$6.00: Jacob Weitering (Carl)
$7.00: Callum Mills (Syd)
$8.00: Christian Petracca (Melb)
$11.00: Darcy Parish (Ess)
$12.00: Darcy Moore (Coll)
$14.00: Jayden Laverde (Ess), Toby McLean (WB)
$15.00: Clayton Oliver (Melb)
$18.00: Wayne Milera (Adel)
$21.00: Trent Dumont (NM), Josh Schache (BL), Orazio Fantasia (Ess)
PREDICTION: Jacob Weitering (Carlton) $6.00

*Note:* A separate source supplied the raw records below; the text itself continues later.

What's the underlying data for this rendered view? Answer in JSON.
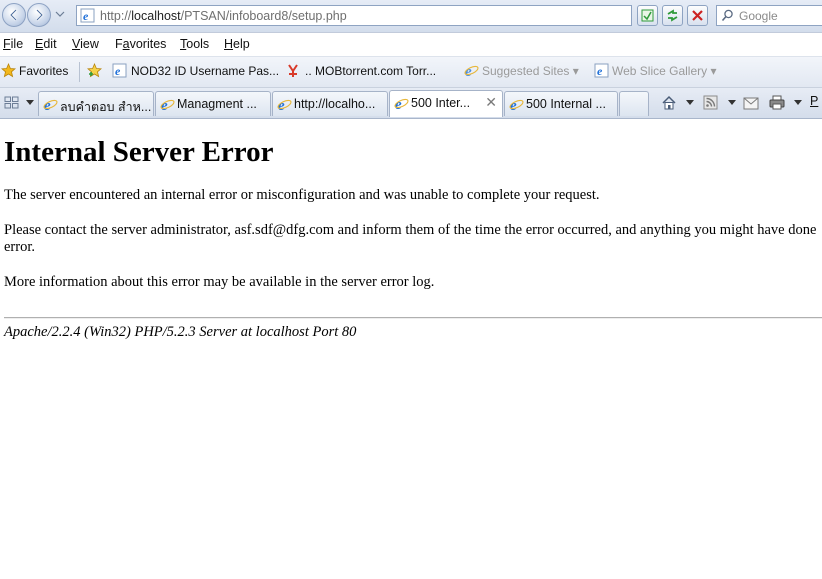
{
  "address_bar": {
    "url_prefix": "http://",
    "url_host": "localhost",
    "url_path": "/PTSAN/infoboard8/setup.php",
    "search_placeholder": "Google"
  },
  "menu": [
    {
      "label": "File",
      "key": "F"
    },
    {
      "label": "Edit",
      "key": "E"
    },
    {
      "label": "View",
      "key": "V"
    },
    {
      "label": "Favorites",
      "key": "a"
    },
    {
      "label": "Tools",
      "key": "T"
    },
    {
      "label": "Help",
      "key": "H"
    }
  ],
  "favorites_bar": {
    "favorites_label": "Favorites",
    "items": [
      {
        "label": "NOD32 ID Username Pas..."
      },
      {
        "label": ".. MOBtorrent.com  Torr..."
      },
      {
        "label": "Suggested Sites ▾"
      },
      {
        "label": "Web Slice Gallery ▾"
      }
    ]
  },
  "tabs": [
    {
      "label": "ลบคำตอบ สำห..."
    },
    {
      "label": "Managment ..."
    },
    {
      "label": "http://localho..."
    },
    {
      "label": "500 Inter...",
      "active": true
    },
    {
      "label": "500 Internal ..."
    }
  ],
  "page": {
    "title": "Internal Server Error",
    "paragraph1": "The server encountered an internal error or misconfiguration and was unable to complete your request.",
    "paragraph2_line1": "Please contact the server administrator, asf.sdf@dfg.com and inform them of the time the error occurred, and anything you might have done",
    "paragraph2_line2": "error.",
    "paragraph3": "More information about this error may be available in the server error log.",
    "server_signature": "Apache/2.2.4 (Win32) PHP/5.2.3 Server at localhost Port 80"
  },
  "colors": {
    "ie_blue": "#1e6fd9",
    "stop_red": "#cc2222",
    "refresh_green": "#2f9a3a"
  }
}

The 2015 No.1 draft pick has probably been ready to play AFL football for 12 months and will enter his first season holding up a key position post in Carlton’s defence. The 18 year old possesses all the skills you could ask of from a KPD. He rarely lets his opponent get on top, reads the play superbly and is a great kick. He also collects more of the football than your usual KDP, which is sure to work in his favour. He is ready to go and likely to play the entire season.
One of the most profitable exercises I implemented last year was putting a stake on a high priced Rising Star prospect and deliberately cashing out once they had shortened to an acceptable profit. While it helps that I watch a lot of junior football, there is enough team selection and state league information getting around in the AFL media to make a reasonable assessment on young players. It certainly does help confidence levels to have seen the kid play though. Here are some early season names that I’ll be keeping an eye on over the first few weeks of the season to potentially cash out on:
Kieren Collins (WB) @ $51.00
Bailey Dale (WB) @ $51.00
Peter Wright (GCS) @ $67.00
Brayden Maynard (Coll) @ $81.00
Caleb Marchbank (GWS) @ $101.00
George Hewett (Syd) @ $151.00
Tom Papley (Syd) @ $251.00